Friday, 10 December 2010

A winter’s tale

We have now got our new ICT, ArcGIS10 from ESRI UK, I’ve no idea how to use it just yet but my team of field-based assessors have migrated from the previous software package to the new, without apparently too much trouble . . .

My children are delighted that I’ve now moved into the 1990s with my very own PDA, a least I can now access some of the sites that I need for work whilst on the move. The PDA supports Excel and so I should be able to carry out simple surveys myself without constantly referring to an IT self-help book!

The weather has played havoc with fieldwork, but we are not alone in having to deal with that particular complication.

Practically speaking
The data sets for Oxford Homes have been submitted, I think that our team on the ground have done realy well, there are issues behind the scenes with how data is being presented but that’s no reflection on Henry and Nick.

We’re now busy working through the public open spaces, a rather bigger project than any of us expected – we’ll need to add more capacity in the New Year, so if you are interested make contact!

The job for Tamworth has begun well, and we have found a very good young surveyor to lead that project for us – he knows his stuff and can share his enthusiasm and knowledge with others.

I’ve carried out a number of tree surveys on primary school sites in Birmingham to help foundation designers working on proposals to redevelop the sites to increase their capacity.

We are about to move onto the next stage of the inventory survey for Glendale in Nuneaton, the winter survey. I’m using an established local consultant to help on that, part of the learning from the now infamous job for the still un-named housing organisation!

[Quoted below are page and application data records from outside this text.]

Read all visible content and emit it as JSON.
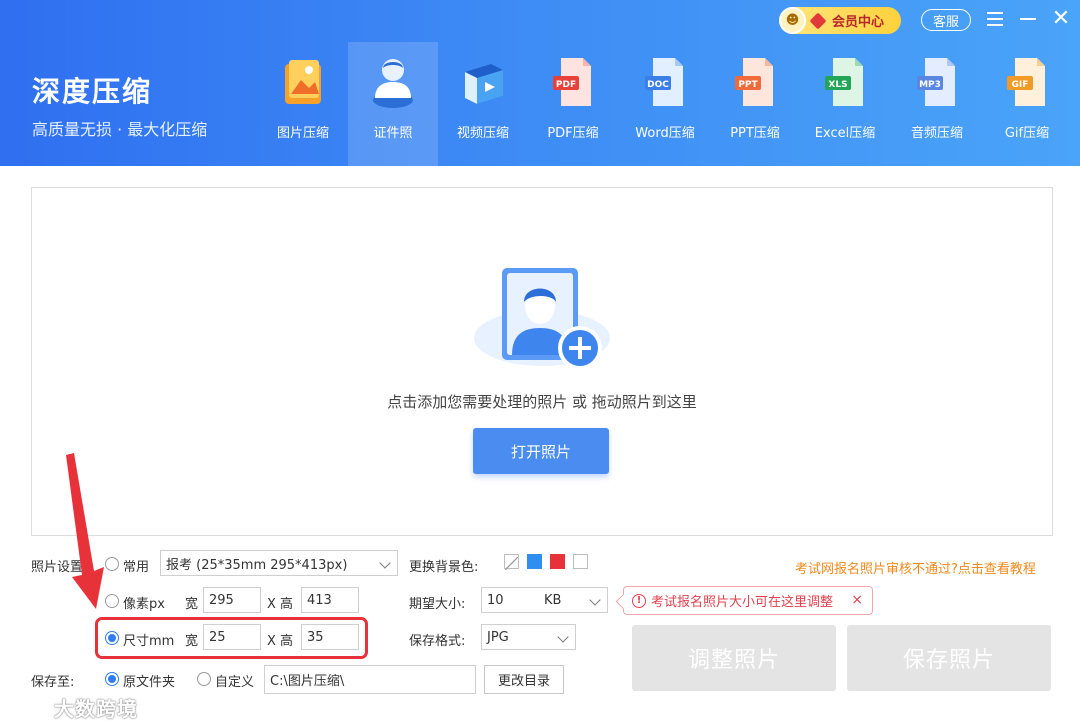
{
  "brand": {
    "title": "深度压缩",
    "subtitle": "高质量无损 · 最大化压缩"
  },
  "topbar": {
    "vip_label": "会员中心",
    "service_label": "客服"
  },
  "tabs": [
    {
      "label": "图片压缩",
      "icon": "image-icon"
    },
    {
      "label": "证件照",
      "icon": "id-photo-icon",
      "active": true
    },
    {
      "label": "视频压缩",
      "icon": "video-icon"
    },
    {
      "label": "PDF压缩",
      "icon": "pdf-icon",
      "badge": "PDF"
    },
    {
      "label": "Word压缩",
      "icon": "word-icon",
      "badge": "DOC"
    },
    {
      "label": "PPT压缩",
      "icon": "ppt-icon",
      "badge": "PPT"
    },
    {
      "label": "Excel压缩",
      "icon": "excel-icon",
      "badge": "XLS"
    },
    {
      "label": "音频压缩",
      "icon": "audio-icon",
      "badge": "MP3"
    },
    {
      "label": "Gif压缩",
      "icon": "gif-icon",
      "badge": "GIF"
    }
  ],
  "dropzone": {
    "hint": "点击添加您需要处理的照片 或 拖动照片到这里",
    "open_button": "打开照片"
  },
  "settings": {
    "photo_settings_label": "照片设置",
    "mode_common": "常用",
    "preset_value": "报考 (25*35mm 295*413px)",
    "mode_pixel": "像素px",
    "pixel_width_label": "宽",
    "pixel_width": "295",
    "pixel_height_label": "X 高",
    "pixel_height": "413",
    "mode_mm": "尺寸mm",
    "mm_width_label": "宽",
    "mm_width": "25",
    "mm_height_label": "X 高",
    "mm_height": "35",
    "selected_mode": "mm",
    "bg_color_label": "更换背景色:",
    "bg_colors": [
      "none",
      "#2f8ef0",
      "#e8323a",
      "#ffffff"
    ],
    "expected_size_label": "期望大小:",
    "expected_size": "10",
    "expected_size_unit": "KB",
    "save_format_label": "保存格式:",
    "save_format": "JPG",
    "save_to_label": "保存至:",
    "save_original": "原文件夹",
    "save_custom": "自定义",
    "save_path": "C:\\图片压缩\\",
    "change_dir_button": "更改目录"
  },
  "help_link": "考试网报名照片审核不通过?点击查看教程",
  "tip": {
    "text": "考试报名照片大小可在这里调整",
    "close": "×"
  },
  "actions": {
    "adjust": "调整照片",
    "save": "保存照片"
  },
  "watermark": {
    "text": "大数跨境"
  },
  "colors": {
    "accent": "#4a8cf0",
    "header_start": "#2f6ff0",
    "header_end": "#4aa4f8",
    "annotation": "#e8323a",
    "link": "#f08a1c"
  }
}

Oh dear reader, that project, for the (still) un-named housing organisation has highlighted certain of my failings, such as the inability to exert sufficient quality control measures! The work has been submitted, and rejected as a sample of the output reviewed by the client was deemed to be of an inferior quality. It remains an unhappy experience for me, but I have held on to the learning!

Small instructions continue to pop up; some provide the opportunity to work with other disciplines on site, such as urban designers, others are the preserve of the solitary arboriculturist.

Expressly interesting
Since I last blogged (is that really a word?) I am more convinced that the market for sizable opportunities has stagnated, small jobs still cross my desk but nothing substantial. Is that the influence of the economic downturn, the coalition’s spending plans or my reputation – who can tell!

No comments:

Post a Comment